EXERCISE DATA:
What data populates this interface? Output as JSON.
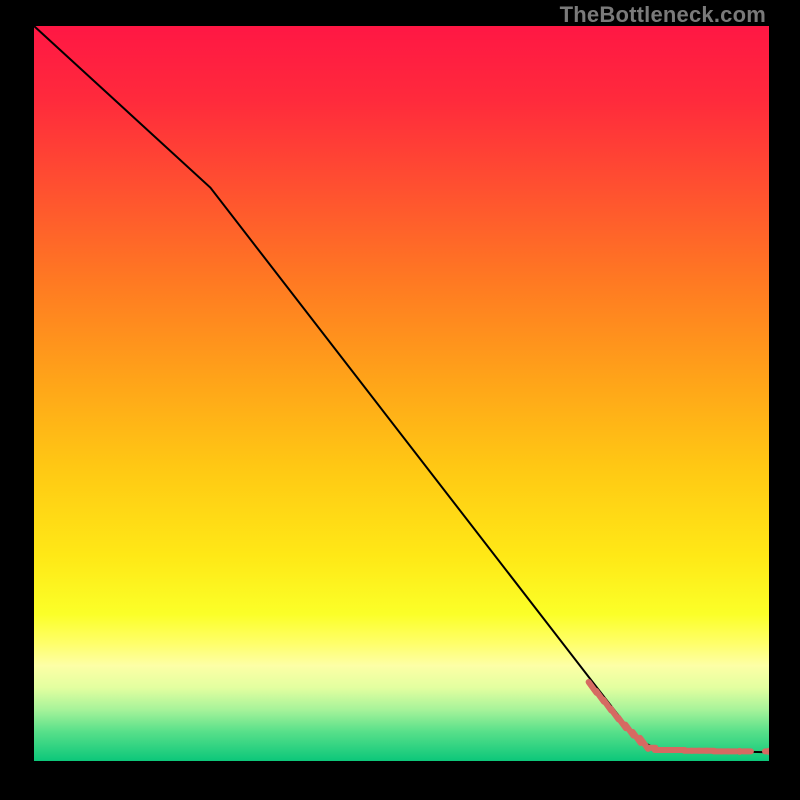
{
  "watermark": "TheBottleneck.com",
  "chart_data": {
    "type": "line",
    "title": "",
    "xlabel": "",
    "ylabel": "",
    "xlim": [
      0,
      100
    ],
    "ylim": [
      0,
      100
    ],
    "grid": false,
    "legend": false,
    "series": [
      {
        "name": "curve",
        "style": "line",
        "color": "#000000",
        "points": [
          {
            "x": 0,
            "y": 100
          },
          {
            "x": 24,
            "y": 78
          },
          {
            "x": 82,
            "y": 3
          },
          {
            "x": 85,
            "y": 1.5
          },
          {
            "x": 100,
            "y": 1.2
          }
        ]
      },
      {
        "name": "scatter-cluster",
        "style": "scatter",
        "color": "#d66a62",
        "points": [
          {
            "x": 76,
            "y": 10.0
          },
          {
            "x": 77,
            "y": 8.8
          },
          {
            "x": 78,
            "y": 7.6
          },
          {
            "x": 79,
            "y": 6.4
          },
          {
            "x": 80,
            "y": 5.2
          },
          {
            "x": 81,
            "y": 4.2
          },
          {
            "x": 82,
            "y": 3.2
          },
          {
            "x": 83,
            "y": 2.4
          },
          {
            "x": 84,
            "y": 1.8
          },
          {
            "x": 85,
            "y": 1.5
          },
          {
            "x": 86,
            "y": 1.5
          },
          {
            "x": 87,
            "y": 1.5
          },
          {
            "x": 88,
            "y": 1.5
          },
          {
            "x": 89,
            "y": 1.4
          },
          {
            "x": 90,
            "y": 1.4
          },
          {
            "x": 91,
            "y": 1.4
          },
          {
            "x": 92,
            "y": 1.4
          },
          {
            "x": 93,
            "y": 1.3
          },
          {
            "x": 94,
            "y": 1.3
          },
          {
            "x": 95,
            "y": 1.3
          },
          {
            "x": 97,
            "y": 1.3
          },
          {
            "x": 100,
            "y": 1.3
          }
        ]
      }
    ],
    "background": {
      "type": "vertical-gradient",
      "stops": [
        {
          "pos": 0.0,
          "color": "#ff1744"
        },
        {
          "pos": 0.5,
          "color": "#ffb81a"
        },
        {
          "pos": 0.8,
          "color": "#fbff28"
        },
        {
          "pos": 1.0,
          "color": "#0cc77a"
        }
      ]
    }
  }
}
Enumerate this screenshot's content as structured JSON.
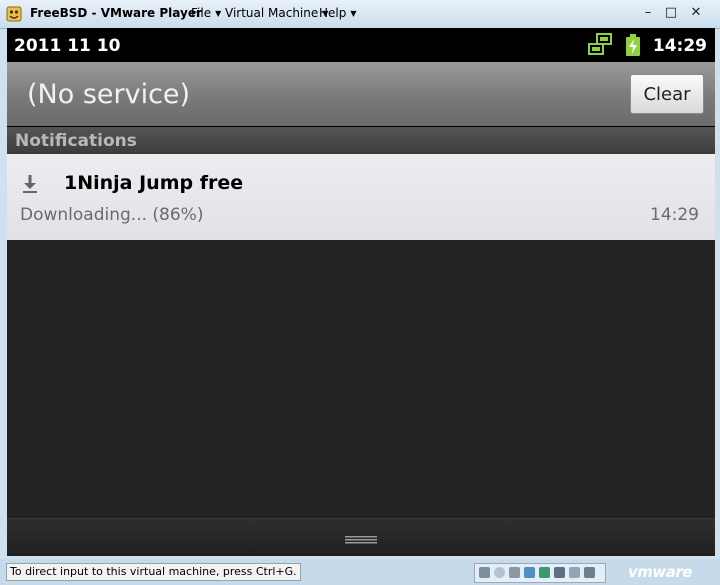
{
  "window": {
    "title": "FreeBSD - VMware Player",
    "menus": [
      "File",
      "Virtual Machine",
      "Help"
    ],
    "controls": {
      "minimize": "–",
      "maximize": "□",
      "close": "✕"
    }
  },
  "statusbar": {
    "date": "2011 11 10",
    "time": "14:29",
    "icons": [
      "network-sync-icon",
      "battery-charging-icon"
    ],
    "accent_color": "#8fd13f"
  },
  "service": {
    "text": "(No service)",
    "clear_label": "Clear"
  },
  "notifications": {
    "header": "Notifications",
    "items": [
      {
        "icon": "download-icon",
        "title": "1Ninja Jump free",
        "status": "Downloading... (86%)",
        "time": "14:29"
      }
    ]
  },
  "vm_status": {
    "hint": "To direct input to this virtual machine, press Ctrl+G.",
    "logo": "vmware"
  }
}
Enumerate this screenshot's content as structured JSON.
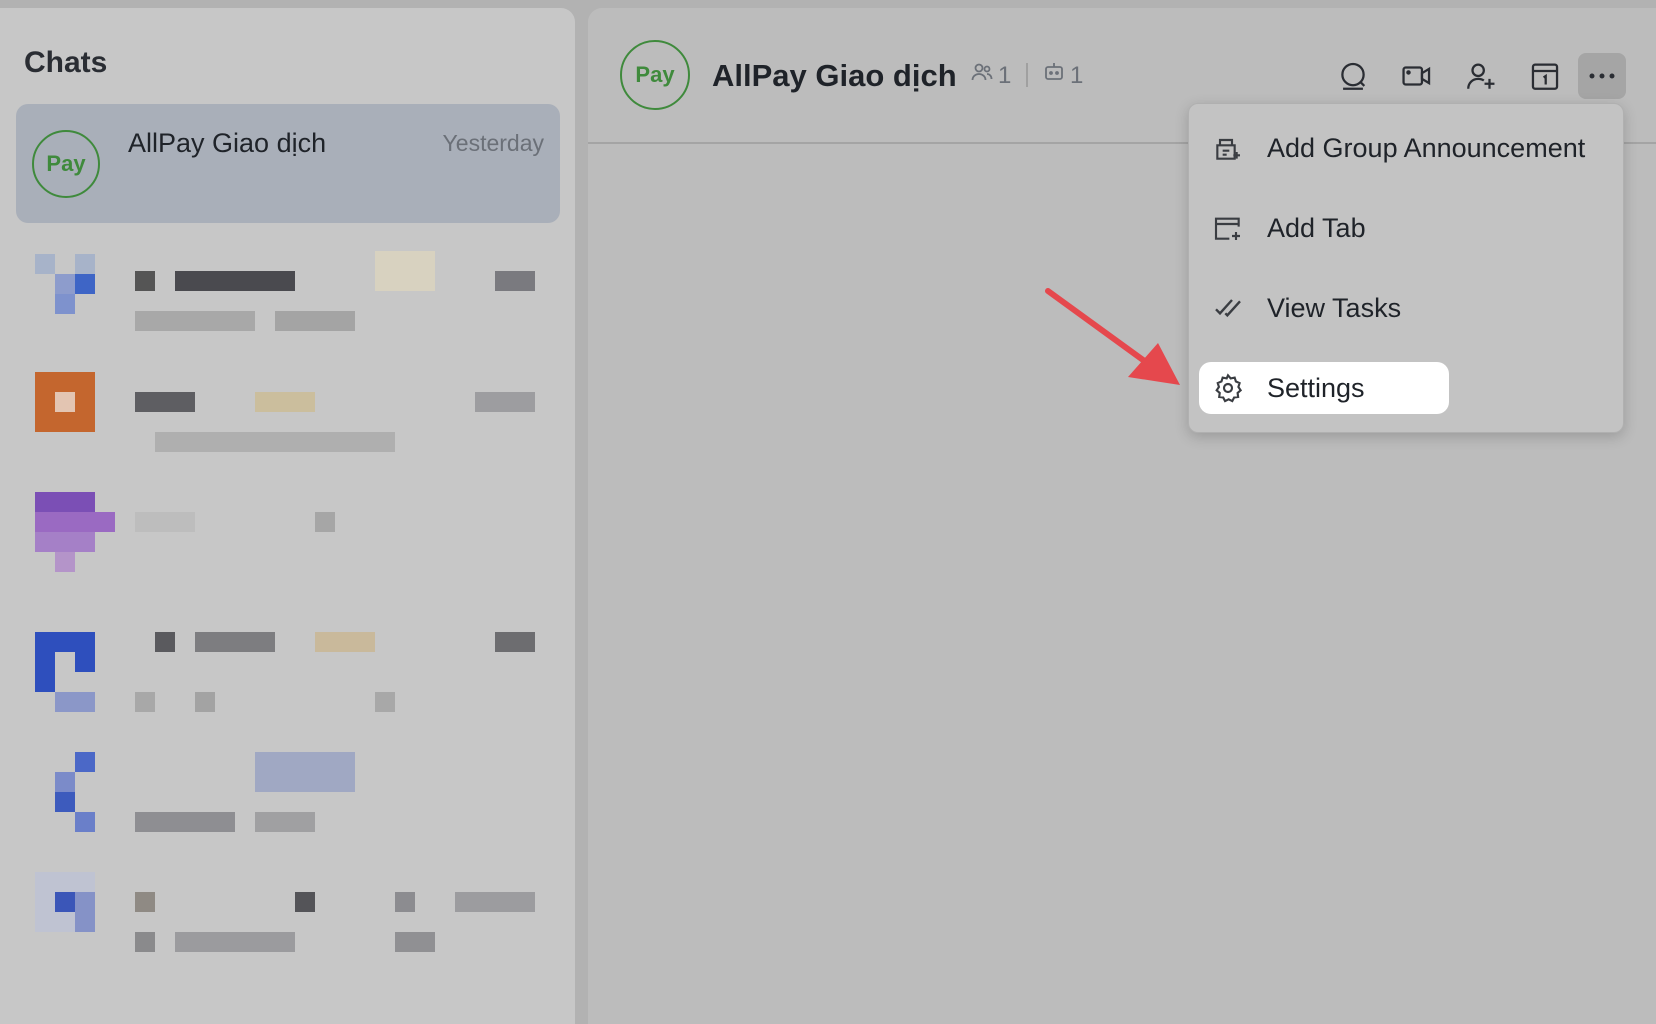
{
  "sidebar": {
    "title": "Chats",
    "active_chat": {
      "name": "AllPay Giao dịch",
      "time": "Yesterday",
      "avatar_text": "Pay"
    }
  },
  "header": {
    "avatar_text": "Pay",
    "title": "AllPay Giao dịch",
    "members_count": "1",
    "bots_count": "1",
    "icons": [
      "search-icon",
      "video-call-icon",
      "add-member-icon",
      "calendar-icon",
      "more-icon"
    ]
  },
  "menu": {
    "items": [
      {
        "label": "Add Group Announcement",
        "icon": "announcement-icon"
      },
      {
        "label": "Add Tab",
        "icon": "add-tab-icon"
      },
      {
        "label": "View Tasks",
        "icon": "tasks-icon"
      },
      {
        "label": "Settings",
        "icon": "gear-icon"
      }
    ],
    "highlighted": "Settings"
  },
  "colors": {
    "accent_green": "#3f8a3c",
    "arrow_red": "#e5484d"
  }
}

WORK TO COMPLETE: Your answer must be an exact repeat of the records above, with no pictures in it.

RESULT FOR THIS EXERCISE:
What data populates this interface? Output as JSON.
{
  "watermark": "TheBottleneck.com",
  "chart_data": {
    "type": "line",
    "title": "",
    "xlabel": "",
    "ylabel": "",
    "xlim": [
      0,
      100
    ],
    "ylim": [
      0,
      100
    ],
    "grid": false,
    "legend": false,
    "series": [
      {
        "name": "curve",
        "style": "line",
        "color": "#000000",
        "points": [
          {
            "x": 0,
            "y": 100
          },
          {
            "x": 24,
            "y": 78
          },
          {
            "x": 82,
            "y": 3
          },
          {
            "x": 85,
            "y": 1.5
          },
          {
            "x": 100,
            "y": 1.2
          }
        ]
      },
      {
        "name": "scatter-cluster",
        "style": "scatter",
        "color": "#d66a62",
        "points": [
          {
            "x": 76,
            "y": 10.0
          },
          {
            "x": 77,
            "y": 8.8
          },
          {
            "x": 78,
            "y": 7.6
          },
          {
            "x": 79,
            "y": 6.4
          },
          {
            "x": 80,
            "y": 5.2
          },
          {
            "x": 81,
            "y": 4.2
          },
          {
            "x": 82,
            "y": 3.2
          },
          {
            "x": 83,
            "y": 2.4
          },
          {
            "x": 84,
            "y": 1.8
          },
          {
            "x": 85,
            "y": 1.5
          },
          {
            "x": 86,
            "y": 1.5
          },
          {
            "x": 87,
            "y": 1.5
          },
          {
            "x": 88,
            "y": 1.5
          },
          {
            "x": 89,
            "y": 1.4
          },
          {
            "x": 90,
            "y": 1.4
          },
          {
            "x": 91,
            "y": 1.4
          },
          {
            "x": 92,
            "y": 1.4
          },
          {
            "x": 93,
            "y": 1.3
          },
          {
            "x": 94,
            "y": 1.3
          },
          {
            "x": 95,
            "y": 1.3
          },
          {
            "x": 97,
            "y": 1.3
          },
          {
            "x": 100,
            "y": 1.3
          }
        ]
      }
    ],
    "background": {
      "type": "vertical-gradient",
      "stops": [
        {
          "pos": 0.0,
          "color": "#ff1744"
        },
        {
          "pos": 0.5,
          "color": "#ffb81a"
        },
        {
          "pos": 0.8,
          "color": "#fbff28"
        },
        {
          "pos": 1.0,
          "color": "#0cc77a"
        }
      ]
    }
  }
}
Enumerate this screenshot's content as structured JSON.
{
  "window": {
    "title": "FreeBSD - VMware Player",
    "menus": [
      "File",
      "Virtual Machine",
      "Help"
    ],
    "controls": {
      "minimize": "–",
      "maximize": "□",
      "close": "✕"
    }
  },
  "statusbar": {
    "date": "2011 11 10",
    "time": "14:29",
    "icons": [
      "network-sync-icon",
      "battery-charging-icon"
    ],
    "accent_color": "#8fd13f"
  },
  "service": {
    "text": "(No service)",
    "clear_label": "Clear"
  },
  "notifications": {
    "header": "Notifications",
    "items": [
      {
        "icon": "download-icon",
        "title": "1Ninja Jump free",
        "status": "Downloading... (86%)",
        "time": "14:29"
      }
    ]
  },
  "vm_status": {
    "hint": "To direct input to this virtual machine, press Ctrl+G.",
    "logo": "vmware"
  }
}
Enumerate this screenshot's content as structured JSON.
{
  "sidebar": {
    "title": "Chats",
    "active_chat": {
      "name": "AllPay Giao dịch",
      "time": "Yesterday",
      "avatar_text": "Pay"
    }
  },
  "header": {
    "avatar_text": "Pay",
    "title": "AllPay Giao dịch",
    "members_count": "1",
    "bots_count": "1",
    "icons": [
      "search-icon",
      "video-call-icon",
      "add-member-icon",
      "calendar-icon",
      "more-icon"
    ]
  },
  "menu": {
    "items": [
      {
        "label": "Add Group Announcement",
        "icon": "announcement-icon"
      },
      {
        "label": "Add Tab",
        "icon": "add-tab-icon"
      },
      {
        "label": "View Tasks",
        "icon": "tasks-icon"
      },
      {
        "label": "Settings",
        "icon": "gear-icon"
      }
    ],
    "highlighted": "Settings"
  },
  "colors": {
    "accent_green": "#3f8a3c",
    "arrow_red": "#e5484d"
  }
}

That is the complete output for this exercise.